WORK TASK => Each record should be given again exactly, and any picture in it left out.

[Page and application data records]
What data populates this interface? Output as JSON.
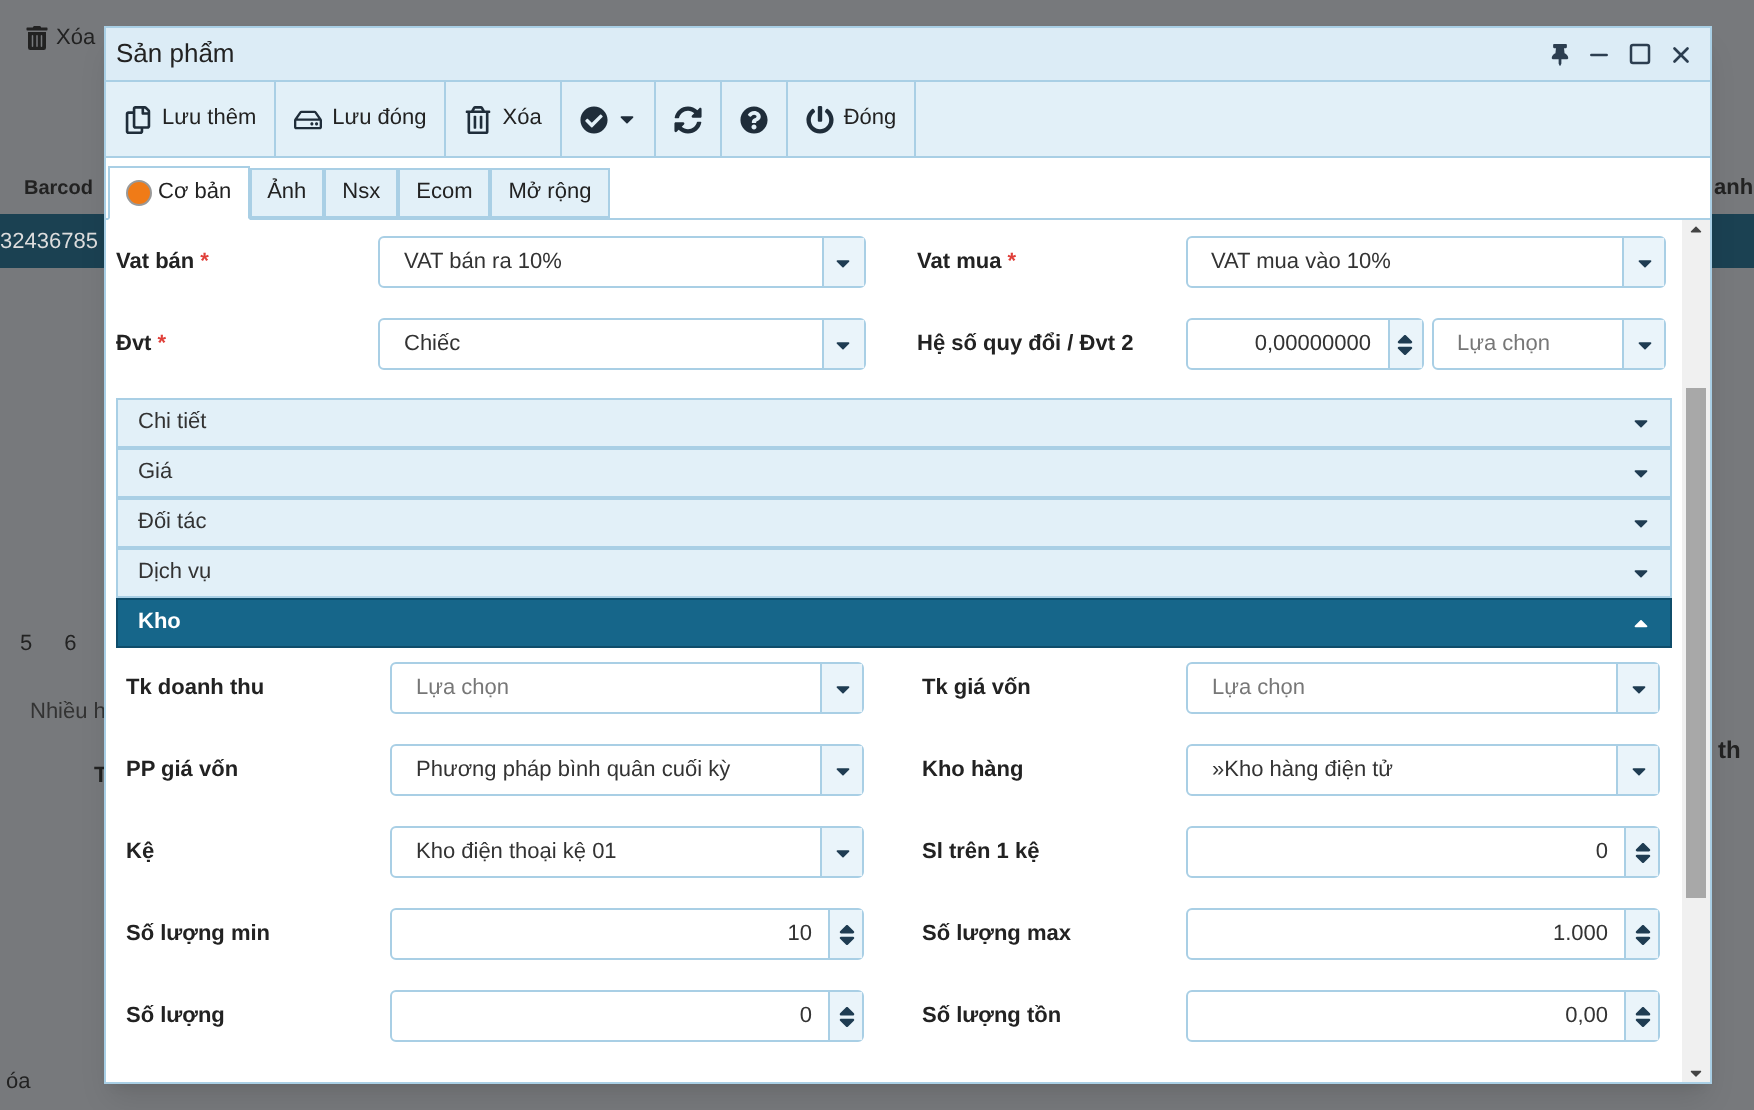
{
  "background": {
    "toolbar_button": "Xóa",
    "column_1": "Barcod",
    "column_2": "anh",
    "row_cell": "32436785",
    "pages": [
      "5",
      "6"
    ],
    "text_1": "Nhiều h",
    "text_2": "T",
    "text_3": "th",
    "tab": "óa"
  },
  "window": {
    "title": "Sản phẩm"
  },
  "toolbar": [
    {
      "label": "Lưu thêm"
    },
    {
      "label": "Lưu đóng"
    },
    {
      "label": "Xóa"
    },
    {
      "has_menu": true
    },
    {
      "has_menu": false
    },
    {
      "has_menu": false
    },
    {
      "label": "Đóng"
    }
  ],
  "tabs": [
    {
      "label": "Cơ bản",
      "selected": true
    },
    {
      "label": "Ảnh",
      "selected": false
    },
    {
      "label": "Nsx",
      "selected": false
    },
    {
      "label": "Ecom",
      "selected": false
    },
    {
      "label": "Mở rộng",
      "selected": false
    }
  ],
  "fields": [
    {
      "label": "Vat bán",
      "required_mark": "*",
      "kind": "select",
      "value": "VAT bán ra 10%"
    },
    {
      "label": "Vat mua",
      "required_mark": "*",
      "kind": "select",
      "value": "VAT mua vào 10%"
    },
    {
      "label": "Đvt",
      "required_mark": "*",
      "kind": "select",
      "value": "Chiếc"
    },
    {
      "label": "Hệ số quy đổi / Đvt 2",
      "kind": "number_select",
      "value": "0,00000000",
      "placeholder": "Lựa chọn"
    }
  ],
  "sections": [
    {
      "title": "Chi tiết",
      "expanded": false
    },
    {
      "title": "Giá",
      "expanded": false
    },
    {
      "title": "Đối tác",
      "expanded": false
    },
    {
      "title": "Dịch vụ",
      "expanded": false
    },
    {
      "title": "Kho",
      "expanded": true,
      "fields": [
        {
          "label": "Tk doanh thu",
          "kind": "select",
          "placeholder": "Lựa chọn"
        },
        {
          "label": "Tk giá vốn",
          "kind": "select",
          "placeholder": "Lựa chọn"
        },
        {
          "label": "PP giá vốn",
          "kind": "select",
          "value": "Phương pháp bình quân cuối kỳ"
        },
        {
          "label": "Kho hàng",
          "kind": "select",
          "value": "»Kho hàng điện tử"
        },
        {
          "label": "Kệ",
          "kind": "select",
          "value": "Kho điện thoại kệ 01"
        },
        {
          "label": "Sl trên 1 kệ",
          "kind": "number",
          "value": "0"
        },
        {
          "label": "Số lượng min",
          "kind": "number",
          "value": "10"
        },
        {
          "label": "Số lượng max",
          "kind": "number",
          "value": "1.000"
        },
        {
          "label": "Số lượng",
          "kind": "number",
          "value": "0"
        },
        {
          "label": "Số lượng tồn",
          "kind": "number",
          "value": "0,00"
        }
      ]
    }
  ]
}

OUTPUT OF THE TASK =>
What data populates this interface? Output as JSON.
{
  "background": {
    "toolbar_button": "Xóa",
    "column_1": "Barcod",
    "column_2": "anh",
    "row_cell": "32436785",
    "pages": [
      "5",
      "6"
    ],
    "text_1": "Nhiều h",
    "text_2": "T",
    "text_3": "th",
    "tab": "óa"
  },
  "window": {
    "title": "Sản phẩm"
  },
  "toolbar": [
    {
      "label": "Lưu thêm"
    },
    {
      "label": "Lưu đóng"
    },
    {
      "label": "Xóa"
    },
    {
      "has_menu": true
    },
    {
      "has_menu": false
    },
    {
      "has_menu": false
    },
    {
      "label": "Đóng"
    }
  ],
  "tabs": [
    {
      "label": "Cơ bản",
      "selected": true
    },
    {
      "label": "Ảnh",
      "selected": false
    },
    {
      "label": "Nsx",
      "selected": false
    },
    {
      "label": "Ecom",
      "selected": false
    },
    {
      "label": "Mở rộng",
      "selected": false
    }
  ],
  "fields": [
    {
      "label": "Vat bán",
      "required_mark": "*",
      "kind": "select",
      "value": "VAT bán ra 10%"
    },
    {
      "label": "Vat mua",
      "required_mark": "*",
      "kind": "select",
      "value": "VAT mua vào 10%"
    },
    {
      "label": "Đvt",
      "required_mark": "*",
      "kind": "select",
      "value": "Chiếc"
    },
    {
      "label": "Hệ số quy đổi / Đvt 2",
      "kind": "number_select",
      "value": "0,00000000",
      "placeholder": "Lựa chọn"
    }
  ],
  "sections": [
    {
      "title": "Chi tiết",
      "expanded": false
    },
    {
      "title": "Giá",
      "expanded": false
    },
    {
      "title": "Đối tác",
      "expanded": false
    },
    {
      "title": "Dịch vụ",
      "expanded": false
    },
    {
      "title": "Kho",
      "expanded": true,
      "fields": [
        {
          "label": "Tk doanh thu",
          "kind": "select",
          "placeholder": "Lựa chọn"
        },
        {
          "label": "Tk giá vốn",
          "kind": "select",
          "placeholder": "Lựa chọn"
        },
        {
          "label": "PP giá vốn",
          "kind": "select",
          "value": "Phương pháp bình quân cuối kỳ"
        },
        {
          "label": "Kho hàng",
          "kind": "select",
          "value": "»Kho hàng điện tử"
        },
        {
          "label": "Kệ",
          "kind": "select",
          "value": "Kho điện thoại kệ 01"
        },
        {
          "label": "Sl trên 1 kệ",
          "kind": "number",
          "value": "0"
        },
        {
          "label": "Số lượng min",
          "kind": "number",
          "value": "10"
        },
        {
          "label": "Số lượng max",
          "kind": "number",
          "value": "1.000"
        },
        {
          "label": "Số lượng",
          "kind": "number",
          "value": "0"
        },
        {
          "label": "Số lượng tồn",
          "kind": "number",
          "value": "0,00"
        }
      ]
    }
  ]
}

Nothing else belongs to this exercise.